The licensees admitted backdating the agency agreement but denied acting as "buyer agents".

Keene also denied providing false information about the complaints process.

"The $2000 payment offered ... to the complainant was to avoid costs associated with a complaint and not an admission of liability," he argued.

The REA ruled the agents were guilty of unsatisfactory conduct by failing to obtain an agency agreement, failing to comply with fiduciary duties to the client and taking two commissions on a single sale.

Their actions fell short of the expected standard of a reasonably competent licensee and contravened provisions in the Real Estate Agents Act.

The REA ruled there were clearly two commissions paid, not one.

"It was reasonable in the circumstances for the complainant to question whether the licensees were acting in his interests or those of the purchaser.

"A vendor naturally wants the highest price for the property and purchaser wants to pay the lowest. The same licensee cannot possibly discharge all his or her professional duties to both equally and to represent both their interests fully."

The decision dismissed claims Keene had provided false information and found his $2000 payment offer was not an attempt to dissuade the vendor from lodging a complaint.

In an email to the vendor, Keene had said he was confident they had not broken any rules and any complaint would not be upheld.

The decision described Keene's assessment as "overly optimistic".

Sharma was censured and ordered to repay the vendor more than $14,000 in commission. It is his second adverse disciplinary finding.

Keene, who did not receive any commission money, was censured and fined $4000.
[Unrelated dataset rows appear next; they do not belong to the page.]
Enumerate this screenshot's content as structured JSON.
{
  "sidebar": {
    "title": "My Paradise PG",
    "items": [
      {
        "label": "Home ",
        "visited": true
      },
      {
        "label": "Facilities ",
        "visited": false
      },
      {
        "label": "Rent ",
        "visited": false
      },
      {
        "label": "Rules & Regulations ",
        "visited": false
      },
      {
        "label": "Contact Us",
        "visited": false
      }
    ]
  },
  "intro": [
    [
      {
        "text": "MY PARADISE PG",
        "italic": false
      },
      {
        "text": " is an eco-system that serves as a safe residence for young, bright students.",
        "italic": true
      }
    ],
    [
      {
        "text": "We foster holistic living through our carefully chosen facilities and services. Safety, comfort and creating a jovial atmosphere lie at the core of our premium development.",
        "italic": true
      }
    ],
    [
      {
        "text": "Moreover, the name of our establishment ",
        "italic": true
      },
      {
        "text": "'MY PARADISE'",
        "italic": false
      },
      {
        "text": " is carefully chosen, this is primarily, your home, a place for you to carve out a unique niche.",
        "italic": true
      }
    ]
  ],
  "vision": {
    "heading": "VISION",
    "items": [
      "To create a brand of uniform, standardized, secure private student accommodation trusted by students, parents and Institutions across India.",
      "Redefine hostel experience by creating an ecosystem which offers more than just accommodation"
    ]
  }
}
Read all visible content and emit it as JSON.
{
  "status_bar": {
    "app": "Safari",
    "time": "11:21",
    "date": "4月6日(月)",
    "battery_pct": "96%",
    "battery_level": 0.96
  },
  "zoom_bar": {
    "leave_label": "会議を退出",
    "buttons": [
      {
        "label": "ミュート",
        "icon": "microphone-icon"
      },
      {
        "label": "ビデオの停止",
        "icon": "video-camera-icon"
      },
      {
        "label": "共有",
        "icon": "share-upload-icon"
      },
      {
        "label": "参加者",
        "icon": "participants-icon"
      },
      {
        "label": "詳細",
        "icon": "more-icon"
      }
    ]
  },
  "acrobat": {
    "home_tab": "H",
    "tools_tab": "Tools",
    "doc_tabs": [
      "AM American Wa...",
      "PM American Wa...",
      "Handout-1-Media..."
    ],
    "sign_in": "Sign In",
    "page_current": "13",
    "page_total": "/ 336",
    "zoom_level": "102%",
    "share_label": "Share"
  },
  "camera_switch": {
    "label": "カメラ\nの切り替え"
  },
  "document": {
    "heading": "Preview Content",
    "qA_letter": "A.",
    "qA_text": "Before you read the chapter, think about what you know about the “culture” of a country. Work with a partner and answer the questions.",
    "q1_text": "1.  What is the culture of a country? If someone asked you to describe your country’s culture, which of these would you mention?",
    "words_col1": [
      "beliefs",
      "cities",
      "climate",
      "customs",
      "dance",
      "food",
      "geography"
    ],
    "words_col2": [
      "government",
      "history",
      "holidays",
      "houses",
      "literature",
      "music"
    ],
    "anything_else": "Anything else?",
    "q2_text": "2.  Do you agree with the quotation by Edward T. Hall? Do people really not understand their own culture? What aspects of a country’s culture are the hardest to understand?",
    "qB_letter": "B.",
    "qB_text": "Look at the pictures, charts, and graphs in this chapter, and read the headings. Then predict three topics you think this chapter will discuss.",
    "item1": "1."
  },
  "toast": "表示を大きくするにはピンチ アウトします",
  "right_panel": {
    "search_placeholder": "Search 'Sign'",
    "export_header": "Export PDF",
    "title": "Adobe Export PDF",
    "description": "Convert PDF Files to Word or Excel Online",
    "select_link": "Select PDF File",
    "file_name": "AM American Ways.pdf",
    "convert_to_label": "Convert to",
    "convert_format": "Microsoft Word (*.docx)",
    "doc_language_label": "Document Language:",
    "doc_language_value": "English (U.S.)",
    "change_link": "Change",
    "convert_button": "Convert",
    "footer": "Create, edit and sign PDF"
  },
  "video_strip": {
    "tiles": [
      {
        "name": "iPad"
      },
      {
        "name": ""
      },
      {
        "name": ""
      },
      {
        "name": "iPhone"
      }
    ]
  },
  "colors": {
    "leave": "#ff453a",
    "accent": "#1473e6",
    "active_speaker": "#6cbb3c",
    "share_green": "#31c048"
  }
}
Keene and fellow director Gordon McGregor confirmed the decision was being appealed but declined to comment further.